Task instructions: The records follow. Give them all back exactly.

Stored data entries:
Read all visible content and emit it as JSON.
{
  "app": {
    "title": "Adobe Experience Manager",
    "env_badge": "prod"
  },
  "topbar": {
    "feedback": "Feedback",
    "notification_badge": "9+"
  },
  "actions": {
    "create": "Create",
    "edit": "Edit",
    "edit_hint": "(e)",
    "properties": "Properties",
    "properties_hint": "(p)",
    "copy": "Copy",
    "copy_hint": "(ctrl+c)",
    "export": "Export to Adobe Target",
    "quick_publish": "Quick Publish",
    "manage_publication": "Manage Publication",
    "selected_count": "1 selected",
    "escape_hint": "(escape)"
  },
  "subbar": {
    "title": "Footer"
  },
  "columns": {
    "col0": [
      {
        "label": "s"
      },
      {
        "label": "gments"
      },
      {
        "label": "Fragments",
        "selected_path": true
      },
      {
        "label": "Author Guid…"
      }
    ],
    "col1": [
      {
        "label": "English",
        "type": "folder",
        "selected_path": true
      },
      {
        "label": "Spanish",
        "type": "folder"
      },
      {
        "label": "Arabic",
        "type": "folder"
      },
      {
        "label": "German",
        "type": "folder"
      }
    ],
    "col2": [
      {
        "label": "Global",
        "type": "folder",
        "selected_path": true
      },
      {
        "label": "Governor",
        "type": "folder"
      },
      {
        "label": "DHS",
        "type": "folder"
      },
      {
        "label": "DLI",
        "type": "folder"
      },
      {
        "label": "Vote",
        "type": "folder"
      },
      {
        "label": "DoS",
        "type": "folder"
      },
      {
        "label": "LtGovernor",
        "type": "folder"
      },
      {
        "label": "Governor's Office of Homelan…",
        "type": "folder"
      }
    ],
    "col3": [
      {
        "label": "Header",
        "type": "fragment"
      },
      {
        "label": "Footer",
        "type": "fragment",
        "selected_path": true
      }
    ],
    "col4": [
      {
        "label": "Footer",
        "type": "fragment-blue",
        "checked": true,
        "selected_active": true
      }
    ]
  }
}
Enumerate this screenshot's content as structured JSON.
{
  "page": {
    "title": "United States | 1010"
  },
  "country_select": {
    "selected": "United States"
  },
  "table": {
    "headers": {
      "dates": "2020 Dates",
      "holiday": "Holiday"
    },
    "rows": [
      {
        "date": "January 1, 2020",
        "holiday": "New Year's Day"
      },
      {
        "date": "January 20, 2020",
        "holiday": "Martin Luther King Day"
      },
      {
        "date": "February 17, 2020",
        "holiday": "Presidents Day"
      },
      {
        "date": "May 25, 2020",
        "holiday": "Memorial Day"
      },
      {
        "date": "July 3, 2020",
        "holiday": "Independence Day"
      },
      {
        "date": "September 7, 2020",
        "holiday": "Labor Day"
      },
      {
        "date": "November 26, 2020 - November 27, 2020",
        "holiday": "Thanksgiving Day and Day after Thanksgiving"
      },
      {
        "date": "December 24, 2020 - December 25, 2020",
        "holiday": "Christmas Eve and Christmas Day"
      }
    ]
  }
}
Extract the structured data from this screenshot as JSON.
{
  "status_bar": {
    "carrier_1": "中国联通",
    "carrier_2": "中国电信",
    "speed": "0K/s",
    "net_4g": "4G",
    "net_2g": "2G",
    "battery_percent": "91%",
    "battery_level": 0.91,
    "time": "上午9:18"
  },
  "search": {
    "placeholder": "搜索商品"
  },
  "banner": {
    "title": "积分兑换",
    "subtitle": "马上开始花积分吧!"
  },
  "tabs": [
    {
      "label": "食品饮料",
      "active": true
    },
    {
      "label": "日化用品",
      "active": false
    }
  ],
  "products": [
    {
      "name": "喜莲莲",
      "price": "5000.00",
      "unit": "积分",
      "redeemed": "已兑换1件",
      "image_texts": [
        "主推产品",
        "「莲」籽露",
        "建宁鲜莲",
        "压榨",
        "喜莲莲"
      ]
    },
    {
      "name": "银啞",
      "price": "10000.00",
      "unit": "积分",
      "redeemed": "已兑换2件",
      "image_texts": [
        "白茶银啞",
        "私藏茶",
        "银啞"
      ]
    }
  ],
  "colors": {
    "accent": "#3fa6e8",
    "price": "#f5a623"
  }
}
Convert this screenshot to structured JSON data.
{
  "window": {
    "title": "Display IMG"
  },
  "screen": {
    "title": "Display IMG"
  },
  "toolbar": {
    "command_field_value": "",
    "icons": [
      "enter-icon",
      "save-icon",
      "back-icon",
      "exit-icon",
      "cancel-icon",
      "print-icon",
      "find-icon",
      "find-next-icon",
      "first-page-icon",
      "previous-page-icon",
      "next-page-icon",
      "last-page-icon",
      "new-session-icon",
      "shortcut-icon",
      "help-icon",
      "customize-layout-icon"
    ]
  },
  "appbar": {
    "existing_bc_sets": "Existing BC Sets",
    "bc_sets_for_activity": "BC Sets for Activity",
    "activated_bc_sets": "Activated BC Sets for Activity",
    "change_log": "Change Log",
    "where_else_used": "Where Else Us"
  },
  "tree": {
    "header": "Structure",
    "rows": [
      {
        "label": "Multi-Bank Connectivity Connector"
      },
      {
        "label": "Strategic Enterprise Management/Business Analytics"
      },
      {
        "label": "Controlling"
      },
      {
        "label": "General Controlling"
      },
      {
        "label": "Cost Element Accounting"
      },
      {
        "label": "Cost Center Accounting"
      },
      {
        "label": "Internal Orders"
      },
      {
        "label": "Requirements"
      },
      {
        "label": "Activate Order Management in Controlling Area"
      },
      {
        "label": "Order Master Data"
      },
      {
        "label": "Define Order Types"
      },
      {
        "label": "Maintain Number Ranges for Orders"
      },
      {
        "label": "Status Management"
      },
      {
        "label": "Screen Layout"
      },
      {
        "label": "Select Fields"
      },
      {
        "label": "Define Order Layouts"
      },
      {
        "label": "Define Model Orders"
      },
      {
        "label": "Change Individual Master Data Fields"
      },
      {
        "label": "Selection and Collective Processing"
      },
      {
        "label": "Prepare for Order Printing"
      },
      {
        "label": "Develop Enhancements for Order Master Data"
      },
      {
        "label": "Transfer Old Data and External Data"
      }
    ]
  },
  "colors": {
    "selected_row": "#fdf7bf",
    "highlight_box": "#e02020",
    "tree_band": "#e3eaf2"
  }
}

Written solution:
Read all visible content and emit it as JSON.
{
  "app": {
    "title": "Adobe Experience Manager",
    "env_badge": "prod"
  },
  "topbar": {
    "feedback": "Feedback",
    "notification_badge": "9+"
  },
  "actions": {
    "create": "Create",
    "edit": "Edit",
    "edit_hint": "(e)",
    "properties": "Properties",
    "properties_hint": "(p)",
    "copy": "Copy",
    "copy_hint": "(ctrl+c)",
    "export": "Export to Adobe Target",
    "quick_publish": "Quick Publish",
    "manage_publication": "Manage Publication",
    "selected_count": "1 selected",
    "escape_hint": "(escape)"
  },
  "subbar": {
    "title": "Footer"
  },
  "columns": {
    "col0": [
      {
        "label": "s"
      },
      {
        "label": "gments"
      },
      {
        "label": "Fragments",
        "selected_path": true
      },
      {
        "label": "Author Guid…"
      }
    ],
    "col1": [
      {
        "label": "English",
        "type": "folder",
        "selected_path": true
      },
      {
        "label": "Spanish",
        "type": "folder"
      },
      {
        "label": "Arabic",
        "type": "folder"
      },
      {
        "label": "German",
        "type": "folder"
      }
    ],
    "col2": [
      {
        "label": "Global",
        "type": "folder",
        "selected_path": true
      },
      {
        "label": "Governor",
        "type": "folder"
      },
      {
        "label": "DHS",
        "type": "folder"
      },
      {
        "label": "DLI",
        "type": "folder"
      },
      {
        "label": "Vote",
        "type": "folder"
      },
      {
        "label": "DoS",
        "type": "folder"
      },
      {
        "label": "LtGovernor",
        "type": "folder"
      },
      {
        "label": "Governor's Office of Homelan…",
        "type": "folder"
      }
    ],
    "col3": [
      {
        "label": "Header",
        "type": "fragment"
      },
      {
        "label": "Footer",
        "type": "fragment",
        "selected_path": true
      }
    ],
    "col4": [
      {
        "label": "Footer",
        "type": "fragment-blue",
        "checked": true,
        "selected_active": true
      }
    ]
  }
}
Enumerate this screenshot's content as structured JSON.
{
  "page": {
    "title": "United States | 1010"
  },
  "country_select": {
    "selected": "United States"
  },
  "table": {
    "headers": {
      "dates": "2020 Dates",
      "holiday": "Holiday"
    },
    "rows": [
      {
        "date": "January 1, 2020",
        "holiday": "New Year's Day"
      },
      {
        "date": "January 20, 2020",
        "holiday": "Martin Luther King Day"
      },
      {
        "date": "February 17, 2020",
        "holiday": "Presidents Day"
      },
      {
        "date": "May 25, 2020",
        "holiday": "Memorial Day"
      },
      {
        "date": "July 3, 2020",
        "holiday": "Independence Day"
      },
      {
        "date": "September 7, 2020",
        "holiday": "Labor Day"
      },
      {
        "date": "November 26, 2020 - November 27, 2020",
        "holiday": "Thanksgiving Day and Day after Thanksgiving"
      },
      {
        "date": "December 24, 2020 - December 25, 2020",
        "holiday": "Christmas Eve and Christmas Day"
      }
    ]
  }
}
Extract the structured data from this screenshot as JSON.
{
  "status_bar": {
    "carrier_1": "中国联通",
    "carrier_2": "中国电信",
    "speed": "0K/s",
    "net_4g": "4G",
    "net_2g": "2G",
    "battery_percent": "91%",
    "battery_level": 0.91,
    "time": "上午9:18"
  },
  "search": {
    "placeholder": "搜索商品"
  },
  "banner": {
    "title": "积分兑换",
    "subtitle": "马上开始花积分吧!"
  },
  "tabs": [
    {
      "label": "食品饮料",
      "active": true
    },
    {
      "label": "日化用品",
      "active": false
    }
  ],
  "products": [
    {
      "name": "喜莲莲",
      "price": "5000.00",
      "unit": "积分",
      "redeemed": "已兑换1件",
      "image_texts": [
        "主推产品",
        "「莲」籽露",
        "建宁鲜莲",
        "压榨",
        "喜莲莲"
      ]
    },
    {
      "name": "银啞",
      "price": "10000.00",
      "unit": "积分",
      "redeemed": "已兑换2件",
      "image_texts": [
        "白茶银啞",
        "私藏茶",
        "银啞"
      ]
    }
  ],
  "colors": {
    "accent": "#3fa6e8",
    "price": "#f5a623"
  }
}
Convert this screenshot to structured JSON data.
{
  "window": {
    "title": "Display IMG"
  },
  "screen": {
    "title": "Display IMG"
  },
  "toolbar": {
    "command_field_value": "",
    "icons": [
      "enter-icon",
      "save-icon",
      "back-icon",
      "exit-icon",
      "cancel-icon",
      "print-icon",
      "find-icon",
      "find-next-icon",
      "first-page-icon",
      "previous-page-icon",
      "next-page-icon",
      "last-page-icon",
      "new-session-icon",
      "shortcut-icon",
      "help-icon",
      "customize-layout-icon"
    ]
  },
  "appbar": {
    "existing_bc_sets": "Existing BC Sets",
    "bc_sets_for_activity": "BC Sets for Activity",
    "activated_bc_sets": "Activated BC Sets for Activity",
    "change_log": "Change Log",
    "where_else_used": "Where Else Us"
  },
  "tree": {
    "header": "Structure",
    "rows": [
      {
        "label": "Multi-Bank Connectivity Connector"
      },
      {
        "label": "Strategic Enterprise Management/Business Analytics"
      },
      {
        "label": "Controlling"
      },
      {
        "label": "General Controlling"
      },
      {
        "label": "Cost Element Accounting"
      },
      {
        "label": "Cost Center Accounting"
      },
      {
        "label": "Internal Orders"
      },
      {
        "label": "Requirements"
      },
      {
        "label": "Activate Order Management in Controlling Area"
      },
      {
        "label": "Order Master Data"
      },
      {
        "label": "Define Order Types"
      },
      {
        "label": "Maintain Number Ranges for Orders"
      },
      {
        "label": "Status Management"
      },
      {
        "label": "Screen Layout"
      },
      {
        "label": "Select Fields"
      },
      {
        "label": "Define Order Layouts"
      },
      {
        "label": "Define Model Orders"
      },
      {
        "label": "Change Individual Master Data Fields"
      },
      {
        "label": "Selection and Collective Processing"
      },
      {
        "label": "Prepare for Order Printing"
      },
      {
        "label": "Develop Enhancements for Order Master Data"
      },
      {
        "label": "Transfer Old Data and External Data"
      }
    ]
  },
  "colors": {
    "selected_row": "#fdf7bf",
    "highlight_box": "#e02020",
    "tree_band": "#e3eaf2"
  }
}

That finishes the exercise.